__Information__.

BEGIN

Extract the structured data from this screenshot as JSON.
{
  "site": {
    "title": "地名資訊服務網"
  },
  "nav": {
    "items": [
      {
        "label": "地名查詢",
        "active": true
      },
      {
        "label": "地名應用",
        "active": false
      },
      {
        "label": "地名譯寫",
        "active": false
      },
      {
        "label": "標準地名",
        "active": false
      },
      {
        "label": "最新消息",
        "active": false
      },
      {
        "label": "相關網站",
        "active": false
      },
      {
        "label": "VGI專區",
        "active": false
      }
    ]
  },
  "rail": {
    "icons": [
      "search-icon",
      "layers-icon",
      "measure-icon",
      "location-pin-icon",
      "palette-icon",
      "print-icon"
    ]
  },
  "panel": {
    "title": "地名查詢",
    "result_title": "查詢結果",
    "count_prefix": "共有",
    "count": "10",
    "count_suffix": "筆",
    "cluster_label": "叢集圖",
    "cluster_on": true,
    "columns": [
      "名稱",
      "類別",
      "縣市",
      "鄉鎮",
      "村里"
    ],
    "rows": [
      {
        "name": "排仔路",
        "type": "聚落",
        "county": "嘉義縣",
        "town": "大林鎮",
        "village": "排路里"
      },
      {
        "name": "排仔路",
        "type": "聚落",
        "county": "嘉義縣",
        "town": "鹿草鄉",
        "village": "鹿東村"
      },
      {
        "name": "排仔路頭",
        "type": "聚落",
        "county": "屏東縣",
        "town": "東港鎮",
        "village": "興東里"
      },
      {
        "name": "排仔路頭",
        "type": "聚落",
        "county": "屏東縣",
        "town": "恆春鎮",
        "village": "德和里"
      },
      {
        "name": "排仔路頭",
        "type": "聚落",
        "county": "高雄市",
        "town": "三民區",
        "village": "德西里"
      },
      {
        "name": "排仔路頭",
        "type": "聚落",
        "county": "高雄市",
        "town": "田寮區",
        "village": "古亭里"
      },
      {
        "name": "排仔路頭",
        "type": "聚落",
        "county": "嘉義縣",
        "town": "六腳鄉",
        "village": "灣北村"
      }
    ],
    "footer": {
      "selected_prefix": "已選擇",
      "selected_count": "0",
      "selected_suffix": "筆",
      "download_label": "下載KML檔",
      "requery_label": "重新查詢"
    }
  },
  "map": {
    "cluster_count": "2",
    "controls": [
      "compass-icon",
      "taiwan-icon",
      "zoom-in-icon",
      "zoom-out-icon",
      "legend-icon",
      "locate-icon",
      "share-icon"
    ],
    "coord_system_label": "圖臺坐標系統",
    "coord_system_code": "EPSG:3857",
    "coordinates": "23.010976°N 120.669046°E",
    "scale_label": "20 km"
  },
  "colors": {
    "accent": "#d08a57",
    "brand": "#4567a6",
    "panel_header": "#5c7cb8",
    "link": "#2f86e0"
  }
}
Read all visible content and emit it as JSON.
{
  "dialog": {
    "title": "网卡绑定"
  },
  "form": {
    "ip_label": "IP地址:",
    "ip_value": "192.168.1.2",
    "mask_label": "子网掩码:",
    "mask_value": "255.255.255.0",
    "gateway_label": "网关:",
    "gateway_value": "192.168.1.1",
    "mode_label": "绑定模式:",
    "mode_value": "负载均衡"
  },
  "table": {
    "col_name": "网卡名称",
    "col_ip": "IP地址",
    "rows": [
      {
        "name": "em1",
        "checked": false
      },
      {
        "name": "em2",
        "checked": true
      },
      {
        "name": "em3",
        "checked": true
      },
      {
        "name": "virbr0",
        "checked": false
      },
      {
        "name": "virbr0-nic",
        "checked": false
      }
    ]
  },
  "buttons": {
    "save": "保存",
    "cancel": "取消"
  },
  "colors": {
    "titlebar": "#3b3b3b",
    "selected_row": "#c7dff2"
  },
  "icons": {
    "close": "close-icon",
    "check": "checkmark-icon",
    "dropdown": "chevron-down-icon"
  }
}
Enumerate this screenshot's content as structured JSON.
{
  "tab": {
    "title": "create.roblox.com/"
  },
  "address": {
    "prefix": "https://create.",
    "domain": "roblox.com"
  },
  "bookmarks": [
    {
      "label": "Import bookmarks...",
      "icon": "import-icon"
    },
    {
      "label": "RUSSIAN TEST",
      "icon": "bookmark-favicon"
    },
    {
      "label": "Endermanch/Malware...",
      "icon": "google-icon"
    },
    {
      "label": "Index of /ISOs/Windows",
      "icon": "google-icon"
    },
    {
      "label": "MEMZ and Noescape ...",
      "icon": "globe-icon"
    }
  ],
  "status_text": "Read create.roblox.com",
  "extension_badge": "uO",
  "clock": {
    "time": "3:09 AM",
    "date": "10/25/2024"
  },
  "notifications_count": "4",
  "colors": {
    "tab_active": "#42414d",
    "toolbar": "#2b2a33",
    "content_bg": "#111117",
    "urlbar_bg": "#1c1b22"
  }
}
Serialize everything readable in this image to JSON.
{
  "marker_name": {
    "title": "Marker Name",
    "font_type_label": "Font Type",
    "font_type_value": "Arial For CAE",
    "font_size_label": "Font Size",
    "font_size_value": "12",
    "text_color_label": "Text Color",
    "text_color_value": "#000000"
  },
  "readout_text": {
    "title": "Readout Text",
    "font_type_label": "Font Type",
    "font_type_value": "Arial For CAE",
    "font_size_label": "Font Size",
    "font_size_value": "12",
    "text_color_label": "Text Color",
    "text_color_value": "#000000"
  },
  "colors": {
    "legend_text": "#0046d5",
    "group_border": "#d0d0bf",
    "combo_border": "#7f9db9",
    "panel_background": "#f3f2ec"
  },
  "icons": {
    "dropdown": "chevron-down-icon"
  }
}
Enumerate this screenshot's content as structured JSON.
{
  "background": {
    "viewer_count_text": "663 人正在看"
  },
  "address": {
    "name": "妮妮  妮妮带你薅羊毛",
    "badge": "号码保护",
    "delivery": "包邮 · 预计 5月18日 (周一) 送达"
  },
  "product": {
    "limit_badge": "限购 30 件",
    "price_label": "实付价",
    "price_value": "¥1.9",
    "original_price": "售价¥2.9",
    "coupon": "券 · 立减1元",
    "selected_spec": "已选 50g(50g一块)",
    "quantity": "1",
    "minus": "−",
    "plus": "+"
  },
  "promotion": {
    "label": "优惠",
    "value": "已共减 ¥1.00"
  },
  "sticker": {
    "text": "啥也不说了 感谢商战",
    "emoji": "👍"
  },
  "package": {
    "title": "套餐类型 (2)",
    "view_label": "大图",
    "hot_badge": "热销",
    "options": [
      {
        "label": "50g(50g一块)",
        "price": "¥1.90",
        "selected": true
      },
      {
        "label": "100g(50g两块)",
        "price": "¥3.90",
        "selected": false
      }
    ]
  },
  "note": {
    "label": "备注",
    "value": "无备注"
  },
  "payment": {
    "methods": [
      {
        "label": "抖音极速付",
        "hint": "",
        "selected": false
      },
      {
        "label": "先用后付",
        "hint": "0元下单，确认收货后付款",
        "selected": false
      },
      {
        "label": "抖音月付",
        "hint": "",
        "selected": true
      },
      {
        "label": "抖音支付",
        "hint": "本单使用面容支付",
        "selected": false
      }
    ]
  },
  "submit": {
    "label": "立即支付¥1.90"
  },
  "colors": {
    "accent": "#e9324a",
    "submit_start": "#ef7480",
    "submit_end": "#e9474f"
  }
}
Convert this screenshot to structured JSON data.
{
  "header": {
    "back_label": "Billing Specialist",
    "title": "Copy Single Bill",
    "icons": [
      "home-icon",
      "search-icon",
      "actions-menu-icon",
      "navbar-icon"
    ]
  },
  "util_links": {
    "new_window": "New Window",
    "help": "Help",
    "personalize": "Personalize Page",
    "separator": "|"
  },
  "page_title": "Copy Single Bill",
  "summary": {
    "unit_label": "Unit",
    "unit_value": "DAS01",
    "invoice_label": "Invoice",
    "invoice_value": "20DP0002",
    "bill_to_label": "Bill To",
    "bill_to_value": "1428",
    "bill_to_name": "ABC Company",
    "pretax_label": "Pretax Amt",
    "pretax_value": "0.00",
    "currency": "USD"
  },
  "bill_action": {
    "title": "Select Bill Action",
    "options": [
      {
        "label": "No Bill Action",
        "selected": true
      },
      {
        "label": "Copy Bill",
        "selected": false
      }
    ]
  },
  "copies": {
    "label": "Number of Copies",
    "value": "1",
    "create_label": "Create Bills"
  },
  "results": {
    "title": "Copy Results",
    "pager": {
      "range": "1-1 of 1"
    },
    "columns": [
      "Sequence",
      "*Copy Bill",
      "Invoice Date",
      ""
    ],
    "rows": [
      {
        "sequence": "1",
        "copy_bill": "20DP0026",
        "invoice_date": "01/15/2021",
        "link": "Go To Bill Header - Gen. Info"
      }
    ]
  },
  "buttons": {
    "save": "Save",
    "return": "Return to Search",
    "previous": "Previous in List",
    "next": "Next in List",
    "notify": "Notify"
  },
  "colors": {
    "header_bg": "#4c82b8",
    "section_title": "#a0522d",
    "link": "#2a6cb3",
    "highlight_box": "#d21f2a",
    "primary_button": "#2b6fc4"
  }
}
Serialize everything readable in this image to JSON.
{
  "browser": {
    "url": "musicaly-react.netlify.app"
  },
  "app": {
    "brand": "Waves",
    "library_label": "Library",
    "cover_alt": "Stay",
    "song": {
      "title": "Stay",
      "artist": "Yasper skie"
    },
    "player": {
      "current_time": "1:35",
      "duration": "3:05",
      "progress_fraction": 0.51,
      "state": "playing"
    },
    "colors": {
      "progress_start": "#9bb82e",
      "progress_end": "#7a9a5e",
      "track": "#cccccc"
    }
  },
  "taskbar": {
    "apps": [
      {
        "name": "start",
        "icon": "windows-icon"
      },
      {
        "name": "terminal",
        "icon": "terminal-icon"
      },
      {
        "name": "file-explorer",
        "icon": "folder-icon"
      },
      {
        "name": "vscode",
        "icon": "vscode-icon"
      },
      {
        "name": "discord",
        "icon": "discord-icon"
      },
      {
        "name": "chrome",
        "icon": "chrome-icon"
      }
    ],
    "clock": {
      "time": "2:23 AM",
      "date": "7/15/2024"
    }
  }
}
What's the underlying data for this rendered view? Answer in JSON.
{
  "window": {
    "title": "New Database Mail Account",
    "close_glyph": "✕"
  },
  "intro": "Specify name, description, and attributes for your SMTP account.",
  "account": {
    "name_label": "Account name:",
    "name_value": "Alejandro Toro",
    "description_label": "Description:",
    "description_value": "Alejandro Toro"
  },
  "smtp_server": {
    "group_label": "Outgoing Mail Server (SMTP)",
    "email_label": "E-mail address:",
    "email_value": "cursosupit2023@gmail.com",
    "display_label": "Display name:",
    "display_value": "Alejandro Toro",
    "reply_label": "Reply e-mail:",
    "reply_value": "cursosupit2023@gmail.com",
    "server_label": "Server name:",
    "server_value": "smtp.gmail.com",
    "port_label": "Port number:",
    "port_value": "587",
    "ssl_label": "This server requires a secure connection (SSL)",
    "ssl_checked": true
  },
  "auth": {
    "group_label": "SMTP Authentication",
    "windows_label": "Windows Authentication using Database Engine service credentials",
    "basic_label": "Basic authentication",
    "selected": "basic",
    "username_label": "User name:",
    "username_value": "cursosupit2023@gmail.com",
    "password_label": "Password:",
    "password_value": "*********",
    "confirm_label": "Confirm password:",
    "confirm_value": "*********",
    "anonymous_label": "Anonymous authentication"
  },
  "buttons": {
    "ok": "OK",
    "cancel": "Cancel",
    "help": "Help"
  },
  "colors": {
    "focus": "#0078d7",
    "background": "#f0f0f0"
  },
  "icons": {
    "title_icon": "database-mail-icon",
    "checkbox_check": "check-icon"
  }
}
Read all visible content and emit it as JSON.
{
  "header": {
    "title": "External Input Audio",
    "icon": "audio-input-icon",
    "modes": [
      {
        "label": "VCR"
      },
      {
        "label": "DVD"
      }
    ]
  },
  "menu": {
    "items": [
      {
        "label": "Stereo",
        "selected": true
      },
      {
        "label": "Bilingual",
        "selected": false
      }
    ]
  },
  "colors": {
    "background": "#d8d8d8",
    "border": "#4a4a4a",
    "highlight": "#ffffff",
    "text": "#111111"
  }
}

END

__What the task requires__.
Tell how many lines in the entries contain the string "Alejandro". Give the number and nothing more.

__Response below__.
3